Property tax suggestions offered
ST. PAUL -- Ideas about how to improve Minnesota's property tax system are coming into the Capitol. One Minnesotan suggested: "Cap the total property tax at 'X' percentage of your home value at the date of purchase." Another added: "After 15-20 y...
ST. PAUL -- Ideas about how to improve Minnesota's property tax system are coming into the Capitol.
One Minnesotan suggested: "Cap the total property tax at 'X' percentage of your home value at the date of purchase."
Another added: "After 15-20 years as resident on the same property, your property taxes would be frozen for senior citizens on a fixed income."
Such ideas are coming in daily since Monday's announcement that the House property tax committee is looking for ideas.
Chairman Paul Marquart, DFL-Dilworth, said he wants to hear from taxpayers across Minnesota before the committee finishes its work on lowering and reforming property taxes. He said some of the best ideas will be debated in his committee.
A telephone line - (651) 297-8391 or 1-800-551-5520 - and Internet site -- www.house.mn/dfl/ptax/propertytaxproject.html - remain available for comments.
Renewable energy efforts in the Senate appear headed on the fast track.
A key environmental committee passed legislation Thursday that calls for 25 percent of Minnesota's electricity to be generated by renewable sources by 2025. Xcel Energy would have to produce 30 percent of its energy by renewable methods by 2020.
"This will be the strongest renewable energy law in the country," bill author Sen. Ellen Anderson, DFL-St. Paul, said.
The measure was passed unanimously to the Senate floor, where it is expected to be debated on Wednesday. A final Senate vote could come Friday.
Environmentalists, utility firms, the Minnesota Chamber of Commerce and Republican Gov. Tim Pawlenty have agreed to terms of the bill, Anderson said.
Similar legislation authored by Rep. Aaron Peterson, DFL-Madison, is being heard in the House. Anderson, who was nearly moved to tears of joy during the Senate hearing, predicted a renewable energy bill could be signed into law by the governor by the end of the month.
Ban on frontburner
The Legislature could pass a statewide smoking ban within a few weeks, a leading lawmaker said.
A House health panel on Thursday passed a smoking ban bill, but it has at least one more committee stop before it reaches the floor.
The Senate bill gets its first committee hearing Monday. That may be the only stop before it hits the floor for a full Senate vote, Assistant Senate Majority Leader Tarryl Clark said.
"I think we can do a good and thorough briefing on the issues there," Clark, DFL-St. Cloud, said Friday.
"Do I suspect it will pass?

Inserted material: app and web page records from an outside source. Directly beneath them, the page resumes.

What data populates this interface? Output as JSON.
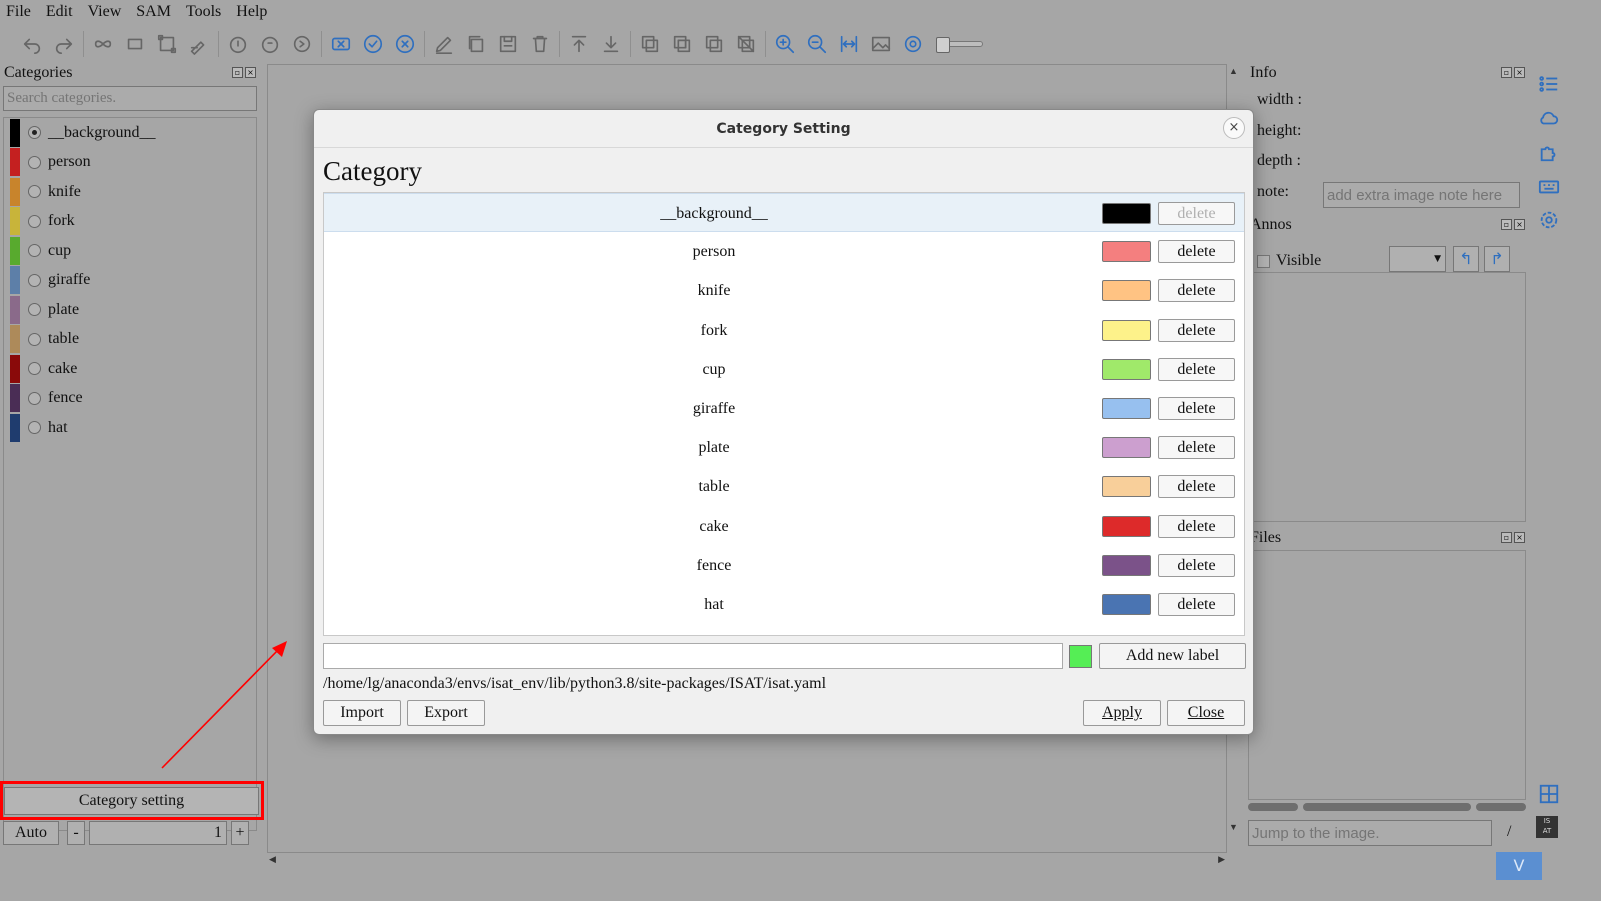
{
  "menu": [
    "File",
    "Edit",
    "View",
    "SAM",
    "Tools",
    "Help"
  ],
  "left": {
    "title": "Categories",
    "search_placeholder": "Search categories.",
    "categories": [
      {
        "name": "__background__",
        "color": "#000000",
        "checked": true
      },
      {
        "name": "person",
        "color": "#c42020",
        "checked": false
      },
      {
        "name": "knife",
        "color": "#c8842c",
        "checked": false
      },
      {
        "name": "fork",
        "color": "#c8b43a",
        "checked": false
      },
      {
        "name": "cup",
        "color": "#58aa2e",
        "checked": false
      },
      {
        "name": "giraffe",
        "color": "#5d7fa8",
        "checked": false
      },
      {
        "name": "plate",
        "color": "#8a6a8a",
        "checked": false
      },
      {
        "name": "table",
        "color": "#ad8a5a",
        "checked": false
      },
      {
        "name": "cake",
        "color": "#8a0a0a",
        "checked": false
      },
      {
        "name": "fence",
        "color": "#4a2d55",
        "checked": false
      },
      {
        "name": "hat",
        "color": "#1f3c6e",
        "checked": false
      }
    ],
    "category_setting": "Category setting",
    "auto": "Auto",
    "minus": "-",
    "value": "1",
    "plus": "+"
  },
  "right": {
    "info_title": "Info",
    "width": "width :",
    "height": "height:",
    "depth": "depth :",
    "note": "note:",
    "note_placeholder": "add extra image note here",
    "annos_title": "Annos",
    "visible": "Visible",
    "files_title": "Files",
    "jump_placeholder": "Jump to the image.",
    "slash": "/",
    "v_button": "V"
  },
  "dialog": {
    "title": "Category Setting",
    "close_x": "×",
    "heading": "Category",
    "rows": [
      {
        "name": "__background__",
        "color": "#000000",
        "delete": "delete",
        "disabled": true
      },
      {
        "name": "person",
        "color": "#f47f7f",
        "delete": "delete",
        "disabled": false
      },
      {
        "name": "knife",
        "color": "#ffc383",
        "delete": "delete",
        "disabled": false
      },
      {
        "name": "fork",
        "color": "#fdf28a",
        "delete": "delete",
        "disabled": false
      },
      {
        "name": "cup",
        "color": "#a0e96a",
        "delete": "delete",
        "disabled": false
      },
      {
        "name": "giraffe",
        "color": "#97c0ef",
        "delete": "delete",
        "disabled": false
      },
      {
        "name": "plate",
        "color": "#cc9fcf",
        "delete": "delete",
        "disabled": false
      },
      {
        "name": "table",
        "color": "#f8cf9a",
        "delete": "delete",
        "disabled": false
      },
      {
        "name": "cake",
        "color": "#dd2a2a",
        "delete": "delete",
        "disabled": false
      },
      {
        "name": "fence",
        "color": "#7b5289",
        "delete": "delete",
        "disabled": false
      },
      {
        "name": "hat",
        "color": "#4a74b2",
        "delete": "delete",
        "disabled": false
      }
    ],
    "new_label_color": "#55ee55",
    "add_new_label": "Add new label",
    "path": "/home/lg/anaconda3/envs/isat_env/lib/python3.8/site-packages/ISAT/isat.yaml",
    "import": "Import",
    "export": "Export",
    "apply": "Apply",
    "close": "Close"
  },
  "toolbar_icons": [
    "undo-icon",
    "redo-icon",
    "polygon-icon",
    "rectangle-icon",
    "bbox-icon",
    "draw-icon",
    "rotate-left-icon",
    "rotate-right-icon",
    "repeat-icon",
    "cancel-icon",
    "finish-icon",
    "cancel-circle-icon",
    "edit-icon",
    "copy-icon",
    "save-icon",
    "delete-icon",
    "to-top-icon",
    "to-bottom-icon",
    "layer-a-icon",
    "layer-b-icon",
    "layer-c-icon",
    "layer-d-icon",
    "zoom-in-icon",
    "zoom-out-icon",
    "fit-icon",
    "image-icon",
    "eye-icon"
  ]
}
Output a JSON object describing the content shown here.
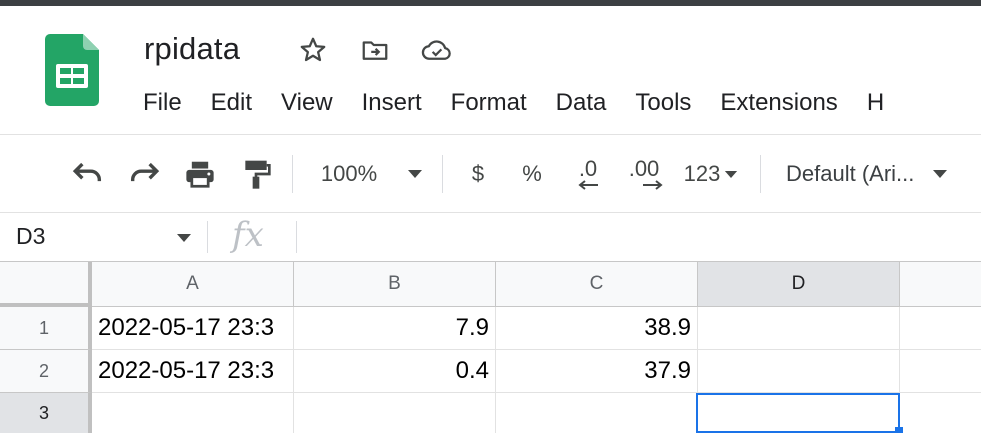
{
  "document": {
    "title": "rpidata"
  },
  "menu": [
    "File",
    "Edit",
    "View",
    "Insert",
    "Format",
    "Data",
    "Tools",
    "Extensions",
    "H"
  ],
  "toolbar": {
    "zoom": "100%",
    "currency": "$",
    "percent": "%",
    "decrease_decimals": ".0",
    "increase_decimals": ".00",
    "number_format": "123",
    "font": "Default (Ari..."
  },
  "formula_bar": {
    "name_box": "D3",
    "fx": "fx",
    "value": ""
  },
  "columns": [
    "A",
    "B",
    "C",
    "D"
  ],
  "rows": [
    {
      "num": "1",
      "cells": [
        "2022-05-17 23:3",
        "7.9",
        "38.9",
        ""
      ]
    },
    {
      "num": "2",
      "cells": [
        "2022-05-17 23:3",
        "0.4",
        "37.9",
        ""
      ]
    },
    {
      "num": "3",
      "cells": [
        "",
        "",
        "",
        ""
      ]
    }
  ],
  "colors": {
    "sheets_green": "#23a566",
    "selection": "#1a73e8"
  },
  "icons": {
    "title": [
      "star-icon",
      "move-to-folder-icon",
      "cloud-saved-icon"
    ],
    "toolbar": [
      "undo-icon",
      "redo-icon",
      "print-icon",
      "paint-format-icon"
    ]
  }
}
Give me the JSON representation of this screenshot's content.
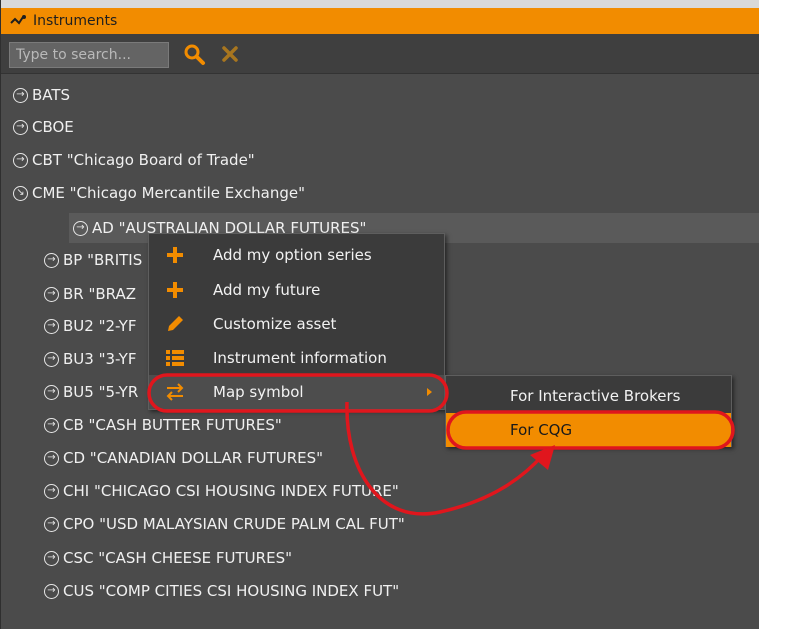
{
  "window": {
    "title": "Instruments"
  },
  "search": {
    "placeholder": "Type to search...",
    "value": ""
  },
  "tree": {
    "exchanges": [
      {
        "label": "BATS",
        "expanded": false
      },
      {
        "label": "CBOE",
        "expanded": false
      },
      {
        "label": "CBT \"Chicago Board of Trade\"",
        "expanded": false
      },
      {
        "label": "CME \"Chicago Mercantile Exchange\"",
        "expanded": true
      }
    ],
    "instruments": [
      {
        "label": "AD \"AUSTRALIAN DOLLAR FUTURES\""
      },
      {
        "label": "BP \"BRITIS"
      },
      {
        "label": "BR \"BRAZ"
      },
      {
        "label": "BU2 \"2-YF"
      },
      {
        "label": "BU3 \"3-YF"
      },
      {
        "label": "BU5 \"5-YR"
      },
      {
        "label": "CB \"CASH BUTTER FUTURES\""
      },
      {
        "label": "CD \"CANADIAN DOLLAR FUTURES\""
      },
      {
        "label": "CHI \"CHICAGO CSI HOUSING INDEX FUTURE\""
      },
      {
        "label": "CPO \"USD MALAYSIAN CRUDE PALM CAL FUT\""
      },
      {
        "label": "CSC \"CASH CHEESE FUTURES\""
      },
      {
        "label": "CUS \"COMP CITIES CSI HOUSING INDEX FUT\""
      }
    ]
  },
  "context_menu": {
    "items": [
      {
        "label": "Add my option series",
        "icon": "plus-icon"
      },
      {
        "label": "Add my future",
        "icon": "plus-icon"
      },
      {
        "label": "Customize asset",
        "icon": "pencil-icon"
      },
      {
        "label": "Instrument information",
        "icon": "list-icon"
      },
      {
        "label": "Map symbol",
        "icon": "swap-arrows-icon"
      }
    ]
  },
  "submenu": {
    "items": [
      {
        "label": "For Interactive Brokers"
      },
      {
        "label": "For CQG"
      }
    ]
  },
  "colors": {
    "accent": "#f28c00",
    "panel": "#4b4b4b",
    "menu": "#3b3b3b",
    "annotation": "#e0161d"
  }
}
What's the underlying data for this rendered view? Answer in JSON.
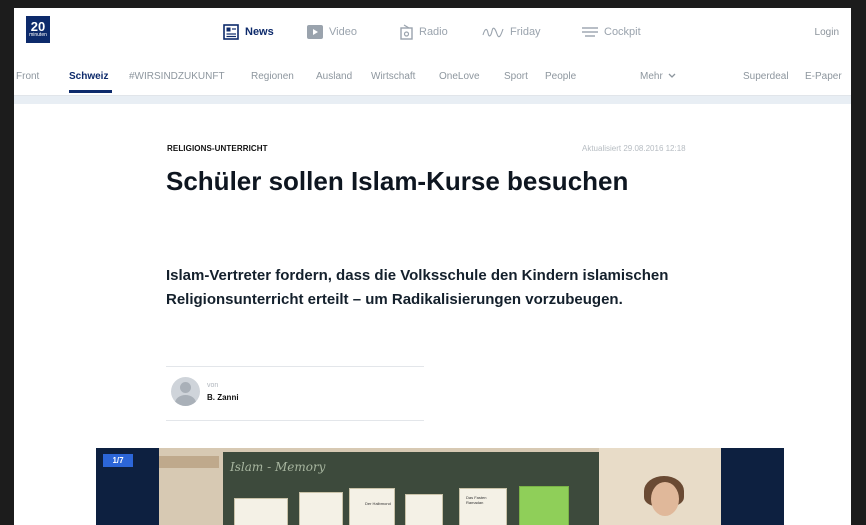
{
  "logo": {
    "text": "20",
    "sub": "minuten"
  },
  "topnav": {
    "items": [
      {
        "label": "News",
        "icon": "news-icon",
        "active": true
      },
      {
        "label": "Video",
        "icon": "video-play-icon",
        "active": false
      },
      {
        "label": "Radio",
        "icon": "radio-icon",
        "active": false
      },
      {
        "label": "Friday",
        "icon": "friday-logo-icon",
        "active": false
      },
      {
        "label": "Cockpit",
        "icon": "hamburger-menu-icon",
        "active": false
      }
    ],
    "login": "Login"
  },
  "subnav": {
    "items": [
      "Front",
      "Schweiz",
      "#WIRSINDZUKUNFT",
      "Regionen",
      "Ausland",
      "Wirtschaft",
      "OneLove",
      "Sport",
      "People"
    ],
    "active": "Schweiz",
    "more": "Mehr",
    "right": [
      "Superdeal",
      "E-Paper"
    ]
  },
  "article": {
    "kicker": "RELIGIONS-UNTERRICHT",
    "date": "Aktualisiert 29.08.2016 12:18",
    "headline": "Schüler sollen Islam-Kurse besuchen",
    "lead": "Islam-Vertreter fordern, dass die Volksschule den Kindern islamischen Religionsunterricht erteilt – um Radikalisierungen vorzubeugen.",
    "byline_prefix": "von",
    "author": "B. Zanni"
  },
  "gallery": {
    "counter": "1/7",
    "board_text": "Islam - Memory",
    "card_labels": [
      "Der Halbmond",
      "Das Fasten Ramadan"
    ]
  },
  "colors": {
    "brand": "#0d2a6b",
    "accent": "#2c66d8"
  }
}
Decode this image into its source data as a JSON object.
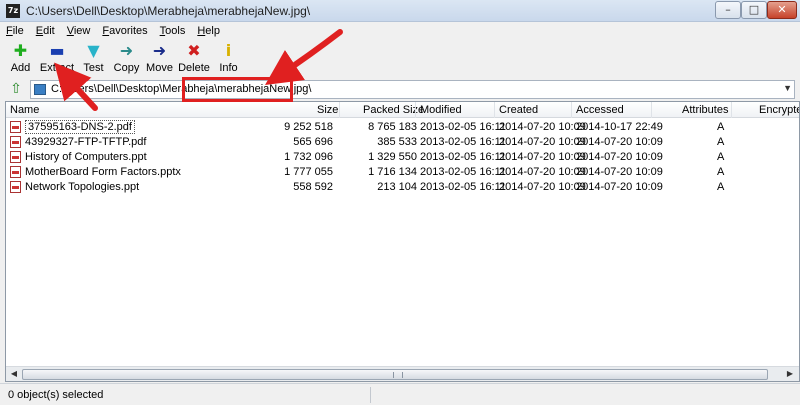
{
  "window": {
    "title": "C:\\Users\\Dell\\Desktop\\Merabheja\\merabhejaNew.jpg\\",
    "app_icon_text": "7z",
    "min_glyph": "–",
    "max_glyph": "□",
    "close_glyph": "✕"
  },
  "menu": [
    "File",
    "Edit",
    "View",
    "Favorites",
    "Tools",
    "Help"
  ],
  "toolbar": {
    "add": {
      "label": "Add",
      "glyph": "✚",
      "color": "#1fae1f",
      "icon": "plus-icon"
    },
    "extract": {
      "label": "Extract",
      "glyph": "▬",
      "color": "#1a3fb0",
      "icon": "minus-icon"
    },
    "test": {
      "label": "Test",
      "glyph": "▼",
      "color": "#29b3c9",
      "icon": "check-arrow-icon"
    },
    "copy": {
      "label": "Copy",
      "glyph": "➜",
      "color": "#2a8a8a",
      "icon": "copy-arrow-icon"
    },
    "move": {
      "label": "Move",
      "glyph": "➜",
      "color": "#1a2c8a",
      "icon": "move-arrow-icon"
    },
    "delete": {
      "label": "Delete",
      "glyph": "✖",
      "color": "#d01f1f",
      "icon": "delete-x-icon"
    },
    "info": {
      "label": "Info",
      "glyph": "i",
      "color": "#d8b100",
      "icon": "info-icon"
    }
  },
  "address": {
    "path": "C:\\Users\\Dell\\Desktop\\Merabheja\\merabhejaNew.jpg\\",
    "up_glyph": "⇧",
    "drop_glyph": "▼"
  },
  "columns": {
    "name": "Name",
    "size": "Size",
    "packed": "Packed Size",
    "modified": "Modified",
    "created": "Created",
    "accessed": "Accessed",
    "attributes": "Attributes",
    "encrypted": "Encrypte"
  },
  "files": [
    {
      "name": "37595163-DNS-2.pdf",
      "size": "9 252 518",
      "packed": "8 765 183",
      "modified": "2013-02-05 16:11",
      "created": "2014-07-20 10:09",
      "accessed": "2014-10-17 22:49",
      "attr": "A"
    },
    {
      "name": "43929327-FTP-TFTP.pdf",
      "size": "565 696",
      "packed": "385 533",
      "modified": "2013-02-05 16:11",
      "created": "2014-07-20 10:09",
      "accessed": "2014-07-20 10:09",
      "attr": "A"
    },
    {
      "name": "History of Computers.ppt",
      "size": "1 732 096",
      "packed": "1 329 550",
      "modified": "2013-02-05 16:11",
      "created": "2014-07-20 10:09",
      "accessed": "2014-07-20 10:09",
      "attr": "A"
    },
    {
      "name": "MotherBoard Form Factors.pptx",
      "size": "1 777 055",
      "packed": "1 716 134",
      "modified": "2013-02-05 16:11",
      "created": "2014-07-20 10:09",
      "accessed": "2014-07-20 10:09",
      "attr": "A"
    },
    {
      "name": "Network Topologies.ppt",
      "size": "558 592",
      "packed": "213 104",
      "modified": "2013-02-05 16:11",
      "created": "2014-07-20 10:09",
      "accessed": "2014-07-20 10:09",
      "attr": "A"
    }
  ],
  "scrollbar": {
    "left_glyph": "◀",
    "right_glyph": "▶"
  },
  "status": {
    "text": "0 object(s) selected"
  },
  "annotation": {
    "color": "#e02020"
  }
}
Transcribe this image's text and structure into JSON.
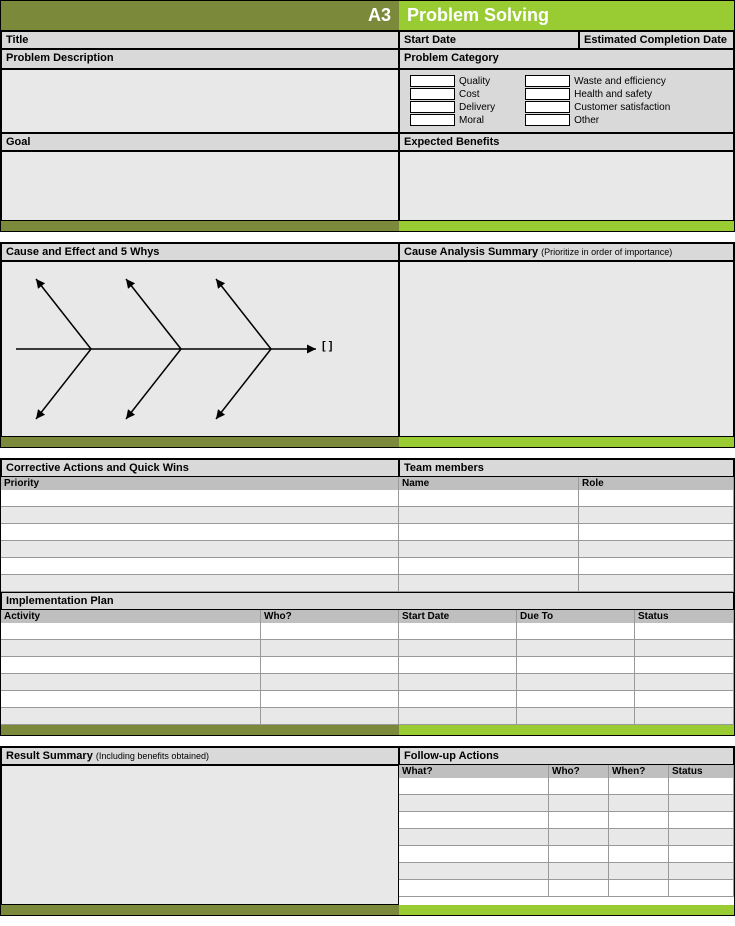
{
  "header": {
    "left": "A3",
    "right": "Problem Solving"
  },
  "section1": {
    "title_label": "Title",
    "start_date_label": "Start Date",
    "est_completion_label": "Estimated Completion Date",
    "problem_desc_label": "Problem Description",
    "problem_cat_label": "Problem Category",
    "categories_col1": [
      "Quality",
      "Cost",
      "Delivery",
      "Moral"
    ],
    "categories_col2": [
      "Waste and efficiency",
      "Health and safety",
      "Customer satisfaction",
      "Other"
    ],
    "goal_label": "Goal",
    "expected_benefits_label": "Expected Benefits"
  },
  "section2": {
    "cause_effect_label": "Cause and Effect and 5 Whys",
    "cause_analysis_label": "Cause Analysis Summary",
    "cause_analysis_note": "(Prioritize in order of importance)",
    "fishbone_head": "[       ]"
  },
  "section3": {
    "corrective_label": "Corrective Actions and Quick Wins",
    "team_label": "Team members",
    "priority_label": "Priority",
    "name_label": "Name",
    "role_label": "Role",
    "impl_plan_label": "Implementation Plan",
    "activity_label": "Activity",
    "who_label": "Who?",
    "start_date_label": "Start Date",
    "due_to_label": "Due To",
    "status_label": "Status"
  },
  "section4": {
    "result_summary_label": "Result Summary",
    "result_summary_note": "(Including benefits obtained)",
    "followup_label": "Follow-up Actions",
    "what_label": "What?",
    "who_label": "Who?",
    "when_label": "When?",
    "status_label": "Status"
  }
}
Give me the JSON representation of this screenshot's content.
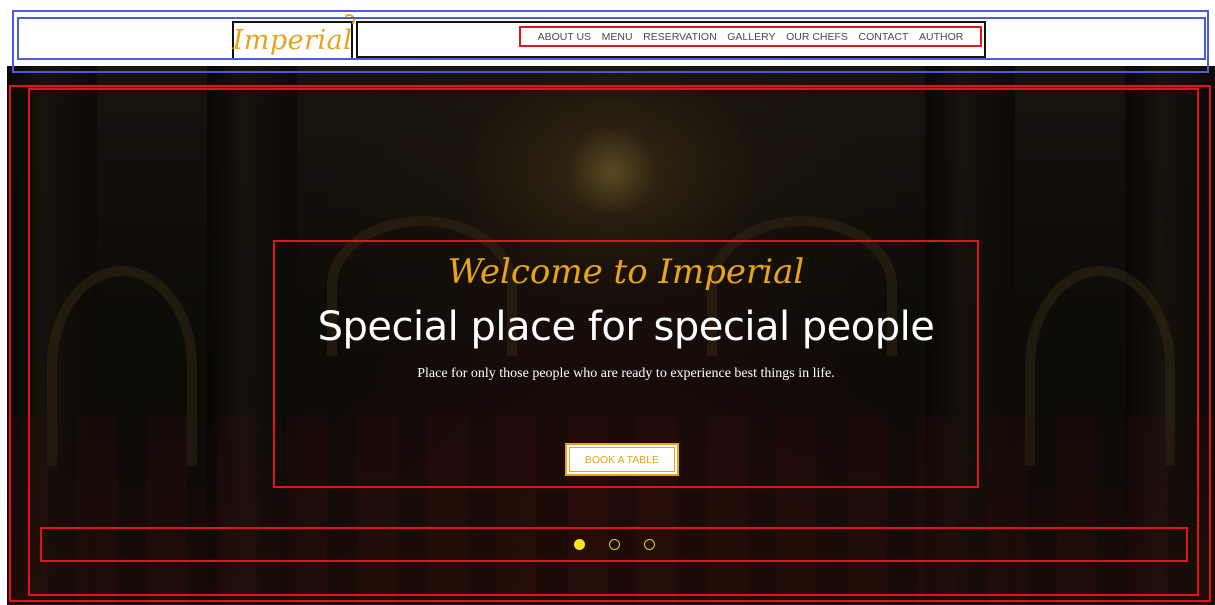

Yes I do," said Deputy Senate Minority Leader Betsy Wergin, R-Princeton, who opposes the ban.
Pawlenty has said he will sign a statewide smoking ban.
Two of Pawlenty's appointed state agency leaders face uncertain futures.
A DFL-led Senate committee recently sent the confirmation of Iron Range Resources Commissioner Sandy Layman to the full Senate without a recommendation that she be confirmed.
"I don't know what's going to happen on the floor there," Clark said Friday.
There were signs Transportation Commissioner Carol Molnau's future also is in doubt. Clark suggested Molnau, who also is lieutenant governor, is responsible for transportation funding problems.
"Maybe that experiment is showing it's not working," Clark said of Molnau's dual roles.
The Senate Transportation Committee, led by Steve Murphy of Red Wing, may discuss the agency budget before considering Molnau's fate.
"This is politics, and I think it speaks a little bit to what the Democrats are about," Assistant Minority Leader David Hann, R-Eden Prairie, responded.
Molnau and Layman were confirmed in 2003, but they must be reconfirmed because Pawlenty is starting a new term.
Minnesota kids would need to ride in child restraints until 8 years of age, double the current requirement, under a bill approved by a House committee.
The bill Rep. Melissa Hortman, DFL-Brooklyn Park, would fine a driver $50 for a violation, although the fine could be waived if the driver proves within two weeks he or she obtained a child restraint system.
Compiled by Mike Longaecker, Don Davis and Scott Wente, State Capitol Bureau reporters who work for Forum Communications Co., which owns the Bemidji Pioneer.